Everybody has a favorite fall food, but what’s your favorite fall beer? If you’re not quite sure, you’re in luck. There are more options than ever to help you make a decision.
Just look at pumpkin beer – because it’s hard not to… it’s everywhere! It wasn’t many years ago when the pumpkin brew was something of a red-headed stepchild in your favorite local beer store come fall, always outnumbered by the staple of the season: the traditional Oktoberfest.
But that’s no longer the case.
Today, we live in the era of craft beer. And with an ever-growing number of new brewers seeking to win our favor – be it in a pint or a six pack – they’re going beyond the expected Oktoberfest options, putting a renewed emphasis on the “season” in seasonal.
I’ve yet to come across a frothy pint of pumpkin beer that pleases me, but I must be in the minority. Everybody from big brewers like Blue Moon and Sam Adams to a number of craft brewers are filling shelves with the stuff. Fortunately, for those of us who’d rather the pumpkins stay on porches and out of beer, there are some other interesting fall choices.
A new fall favorite of mine is Sweet Yamma Jamma, a sweet potato ale with candied yams and spices from Minneapolis-based Indeed Brewing Company. It’s the perfect hearty accompaniment to any warm fall meal, and is dangerously tempting enough to serve as a meal in itself.
Harpoon Brewery’s seasonal Grateful Harvest Ale isn’t available within a reasonable driving distance of me, but I have to admit I’m intrigued. It’s an amber ale brewed with cranberries, so a seemingly perfect complement to your Thanksgiving dinner. And if you’re on the fence about it, perhaps the $1 they donate to a local food bank for every six pack sold will sway you.
Another curiously interesting option is Oregon-based Harvester Brewing’s seasonal Squash Ale. The beer features not only squash but also roasted pumpkin seeds, cinnamon and nutmeg.

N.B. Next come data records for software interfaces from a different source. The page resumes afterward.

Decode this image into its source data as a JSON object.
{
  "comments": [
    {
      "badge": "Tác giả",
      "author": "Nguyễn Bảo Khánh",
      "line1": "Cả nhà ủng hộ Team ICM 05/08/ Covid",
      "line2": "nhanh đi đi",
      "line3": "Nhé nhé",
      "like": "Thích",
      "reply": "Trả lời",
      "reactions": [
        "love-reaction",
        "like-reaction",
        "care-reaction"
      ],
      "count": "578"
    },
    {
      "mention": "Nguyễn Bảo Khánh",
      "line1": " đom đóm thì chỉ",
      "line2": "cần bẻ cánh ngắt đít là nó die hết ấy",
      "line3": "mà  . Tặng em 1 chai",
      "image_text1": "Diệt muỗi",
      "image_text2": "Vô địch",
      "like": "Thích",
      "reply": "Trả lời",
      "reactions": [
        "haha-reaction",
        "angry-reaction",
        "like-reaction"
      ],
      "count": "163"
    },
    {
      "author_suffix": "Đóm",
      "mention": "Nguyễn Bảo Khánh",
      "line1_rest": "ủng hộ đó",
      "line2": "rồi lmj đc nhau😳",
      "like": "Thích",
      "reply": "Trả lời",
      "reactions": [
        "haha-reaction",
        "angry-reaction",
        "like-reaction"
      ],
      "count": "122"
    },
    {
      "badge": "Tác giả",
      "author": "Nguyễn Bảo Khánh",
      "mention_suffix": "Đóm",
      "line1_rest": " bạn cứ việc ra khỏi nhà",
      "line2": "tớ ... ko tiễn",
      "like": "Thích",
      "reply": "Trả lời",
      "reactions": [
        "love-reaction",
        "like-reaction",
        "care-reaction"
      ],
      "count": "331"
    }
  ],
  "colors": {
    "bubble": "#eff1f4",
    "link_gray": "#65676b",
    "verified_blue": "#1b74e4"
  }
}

The availability of these increasingly exotic beer options can be chalked up to a couple factors. First, it stands to reason that a larger number of breweries will lead to a wider array of choices and please a more diverse range of taste preferences. I learned this when I tried my first (and last) jalapeno beer a couple years back.
Second, the unstoppable growth of breweries in the U.S. is naturally going to lead to more competition. The craft-beer honeymoon is over for most people, meaning breweries need to do more and more to gain some distinction and make waves in an increasingly crowded marketplace. Think of it as Darwinism with malted barley.
Showing some panache and playfulness in your beer-making abilities and putting out more adventurous options will do that. And so will a host of other things – small-batch brews that can generate some buzz, tastings and brewery-based events that integrate you brand into people’s social lives, giving back to your community to connect with people at an emotional level and building a strong web and social media presence so you’re always present in the lives of today’s connected generations.
In other words, craft beer can no longer be sustained on its name alone. Brand image, creative marketing and reputation all are increasingly important. And remember, craft beer may have all the buzz, but big beer is still king.
Of course, the question now lingers: Who’s going to give us a gravy beer?